(Data excerpts)

- - - - - - -

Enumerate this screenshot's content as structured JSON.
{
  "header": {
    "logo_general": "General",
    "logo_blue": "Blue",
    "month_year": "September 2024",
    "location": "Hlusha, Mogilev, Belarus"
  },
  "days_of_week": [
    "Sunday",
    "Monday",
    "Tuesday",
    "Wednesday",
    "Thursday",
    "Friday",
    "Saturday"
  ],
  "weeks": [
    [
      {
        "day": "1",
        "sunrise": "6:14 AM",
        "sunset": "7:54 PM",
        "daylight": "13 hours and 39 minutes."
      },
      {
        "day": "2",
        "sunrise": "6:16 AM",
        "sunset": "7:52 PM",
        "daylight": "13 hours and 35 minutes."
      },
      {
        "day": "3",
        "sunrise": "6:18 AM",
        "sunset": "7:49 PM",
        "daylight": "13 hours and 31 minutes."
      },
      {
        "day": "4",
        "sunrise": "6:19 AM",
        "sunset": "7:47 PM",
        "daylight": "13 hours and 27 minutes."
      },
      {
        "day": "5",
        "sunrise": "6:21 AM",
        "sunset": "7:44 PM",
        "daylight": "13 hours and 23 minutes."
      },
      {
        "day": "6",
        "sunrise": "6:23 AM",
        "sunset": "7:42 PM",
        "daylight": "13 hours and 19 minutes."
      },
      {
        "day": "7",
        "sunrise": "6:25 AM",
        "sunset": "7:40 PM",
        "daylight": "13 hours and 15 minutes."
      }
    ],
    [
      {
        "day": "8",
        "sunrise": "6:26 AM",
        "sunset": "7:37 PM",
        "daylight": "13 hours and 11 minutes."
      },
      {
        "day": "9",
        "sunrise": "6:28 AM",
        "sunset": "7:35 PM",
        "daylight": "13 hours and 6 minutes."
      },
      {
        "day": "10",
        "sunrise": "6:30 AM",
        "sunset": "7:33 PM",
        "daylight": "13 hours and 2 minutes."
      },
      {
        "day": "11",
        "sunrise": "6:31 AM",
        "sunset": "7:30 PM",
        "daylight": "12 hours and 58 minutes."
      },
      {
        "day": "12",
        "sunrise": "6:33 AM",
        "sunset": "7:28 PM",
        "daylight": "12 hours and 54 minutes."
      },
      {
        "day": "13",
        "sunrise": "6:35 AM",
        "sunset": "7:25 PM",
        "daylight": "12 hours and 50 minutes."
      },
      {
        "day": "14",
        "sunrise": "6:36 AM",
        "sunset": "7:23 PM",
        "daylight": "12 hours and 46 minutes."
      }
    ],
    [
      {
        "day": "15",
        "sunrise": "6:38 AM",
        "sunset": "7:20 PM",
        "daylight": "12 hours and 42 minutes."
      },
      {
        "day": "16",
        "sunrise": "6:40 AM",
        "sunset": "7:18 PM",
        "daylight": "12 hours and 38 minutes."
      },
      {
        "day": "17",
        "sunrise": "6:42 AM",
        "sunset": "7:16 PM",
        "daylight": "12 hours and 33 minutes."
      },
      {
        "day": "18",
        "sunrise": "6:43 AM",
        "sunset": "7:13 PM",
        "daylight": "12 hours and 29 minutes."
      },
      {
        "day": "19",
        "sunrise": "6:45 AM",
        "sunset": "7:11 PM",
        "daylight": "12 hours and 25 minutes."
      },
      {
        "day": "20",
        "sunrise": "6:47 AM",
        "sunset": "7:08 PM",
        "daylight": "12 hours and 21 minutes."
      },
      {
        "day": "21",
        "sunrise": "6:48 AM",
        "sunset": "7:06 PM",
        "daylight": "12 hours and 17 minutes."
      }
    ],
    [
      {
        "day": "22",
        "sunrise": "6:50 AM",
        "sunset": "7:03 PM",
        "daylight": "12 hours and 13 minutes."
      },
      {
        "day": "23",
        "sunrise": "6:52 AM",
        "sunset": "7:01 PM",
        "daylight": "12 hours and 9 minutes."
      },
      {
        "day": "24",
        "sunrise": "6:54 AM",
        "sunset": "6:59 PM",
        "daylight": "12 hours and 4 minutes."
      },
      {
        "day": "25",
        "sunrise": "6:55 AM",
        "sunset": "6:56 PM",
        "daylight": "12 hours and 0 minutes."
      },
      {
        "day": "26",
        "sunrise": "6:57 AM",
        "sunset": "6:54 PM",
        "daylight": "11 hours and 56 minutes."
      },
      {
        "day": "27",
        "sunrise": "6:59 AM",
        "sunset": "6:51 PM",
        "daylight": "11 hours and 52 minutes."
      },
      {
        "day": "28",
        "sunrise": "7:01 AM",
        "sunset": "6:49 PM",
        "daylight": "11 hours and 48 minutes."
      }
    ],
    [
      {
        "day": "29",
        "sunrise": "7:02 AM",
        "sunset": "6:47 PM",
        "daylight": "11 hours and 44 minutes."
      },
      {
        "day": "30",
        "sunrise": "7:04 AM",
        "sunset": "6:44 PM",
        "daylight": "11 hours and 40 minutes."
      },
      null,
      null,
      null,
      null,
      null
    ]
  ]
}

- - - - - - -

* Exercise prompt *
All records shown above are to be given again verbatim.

* Answer below *
Enumerate this screenshot's content as structured JSON.
{
  "header": {
    "logo_general": "General",
    "logo_blue": "Blue",
    "month_year": "September 2024",
    "location": "Hlusha, Mogilev, Belarus"
  },
  "days_of_week": [
    "Sunday",
    "Monday",
    "Tuesday",
    "Wednesday",
    "Thursday",
    "Friday",
    "Saturday"
  ],
  "weeks": [
    [
      {
        "day": "1",
        "sunrise": "6:14 AM",
        "sunset": "7:54 PM",
        "daylight": "13 hours and 39 minutes."
      },
      {
        "day": "2",
        "sunrise": "6:16 AM",
        "sunset": "7:52 PM",
        "daylight": "13 hours and 35 minutes."
      },
      {
        "day": "3",
        "sunrise": "6:18 AM",
        "sunset": "7:49 PM",
        "daylight": "13 hours and 31 minutes."
      },
      {
        "day": "4",
        "sunrise": "6:19 AM",
        "sunset": "7:47 PM",
        "daylight": "13 hours and 27 minutes."
      },
      {
        "day": "5",
        "sunrise": "6:21 AM",
        "sunset": "7:44 PM",
        "daylight": "13 hours and 23 minutes."
      },
      {
        "day": "6",
        "sunrise": "6:23 AM",
        "sunset": "7:42 PM",
        "daylight": "13 hours and 19 minutes."
      },
      {
        "day": "7",
        "sunrise": "6:25 AM",
        "sunset": "7:40 PM",
        "daylight": "13 hours and 15 minutes."
      }
    ],
    [
      {
        "day": "8",
        "sunrise": "6:26 AM",
        "sunset": "7:37 PM",
        "daylight": "13 hours and 11 minutes."
      },
      {
        "day": "9",
        "sunrise": "6:28 AM",
        "sunset": "7:35 PM",
        "daylight": "13 hours and 6 minutes."
      },
      {
        "day": "10",
        "sunrise": "6:30 AM",
        "sunset": "7:33 PM",
        "daylight": "13 hours and 2 minutes."
      },
      {
        "day": "11",
        "sunrise": "6:31 AM",
        "sunset": "7:30 PM",
        "daylight": "12 hours and 58 minutes."
      },
      {
        "day": "12",
        "sunrise": "6:33 AM",
        "sunset": "7:28 PM",
        "daylight": "12 hours and 54 minutes."
      },
      {
        "day": "13",
        "sunrise": "6:35 AM",
        "sunset": "7:25 PM",
        "daylight": "12 hours and 50 minutes."
      },
      {
        "day": "14",
        "sunrise": "6:36 AM",
        "sunset": "7:23 PM",
        "daylight": "12 hours and 46 minutes."
      }
    ],
    [
      {
        "day": "15",
        "sunrise": "6:38 AM",
        "sunset": "7:20 PM",
        "daylight": "12 hours and 42 minutes."
      },
      {
        "day": "16",
        "sunrise": "6:40 AM",
        "sunset": "7:18 PM",
        "daylight": "12 hours and 38 minutes."
      },
      {
        "day": "17",
        "sunrise": "6:42 AM",
        "sunset": "7:16 PM",
        "daylight": "12 hours and 33 minutes."
      },
      {
        "day": "18",
        "sunrise": "6:43 AM",
        "sunset": "7:13 PM",
        "daylight": "12 hours and 29 minutes."
      },
      {
        "day": "19",
        "sunrise": "6:45 AM",
        "sunset": "7:11 PM",
        "daylight": "12 hours and 25 minutes."
      },
      {
        "day": "20",
        "sunrise": "6:47 AM",
        "sunset": "7:08 PM",
        "daylight": "12 hours and 21 minutes."
      },
      {
        "day": "21",
        "sunrise": "6:48 AM",
        "sunset": "7:06 PM",
        "daylight": "12 hours and 17 minutes."
      }
    ],
    [
      {
        "day": "22",
        "sunrise": "6:50 AM",
        "sunset": "7:03 PM",
        "daylight": "12 hours and 13 minutes."
      },
      {
        "day": "23",
        "sunrise": "6:52 AM",
        "sunset": "7:01 PM",
        "daylight": "12 hours and 9 minutes."
      },
      {
        "day": "24",
        "sunrise": "6:54 AM",
        "sunset": "6:59 PM",
        "daylight": "12 hours and 4 minutes."
      },
      {
        "day": "25",
        "sunrise": "6:55 AM",
        "sunset": "6:56 PM",
        "daylight": "12 hours and 0 minutes."
      },
      {
        "day": "26",
        "sunrise": "6:57 AM",
        "sunset": "6:54 PM",
        "daylight": "11 hours and 56 minutes."
      },
      {
        "day": "27",
        "sunrise": "6:59 AM",
        "sunset": "6:51 PM",
        "daylight": "11 hours and 52 minutes."
      },
      {
        "day": "28",
        "sunrise": "7:01 AM",
        "sunset": "6:49 PM",
        "daylight": "11 hours and 48 minutes."
      }
    ],
    [
      {
        "day": "29",
        "sunrise": "7:02 AM",
        "sunset": "6:47 PM",
        "daylight": "11 hours and 44 minutes."
      },
      {
        "day": "30",
        "sunrise": "7:04 AM",
        "sunset": "6:44 PM",
        "daylight": "11 hours and 40 minutes."
      },
      null,
      null,
      null,
      null,
      null
    ]
  ]
}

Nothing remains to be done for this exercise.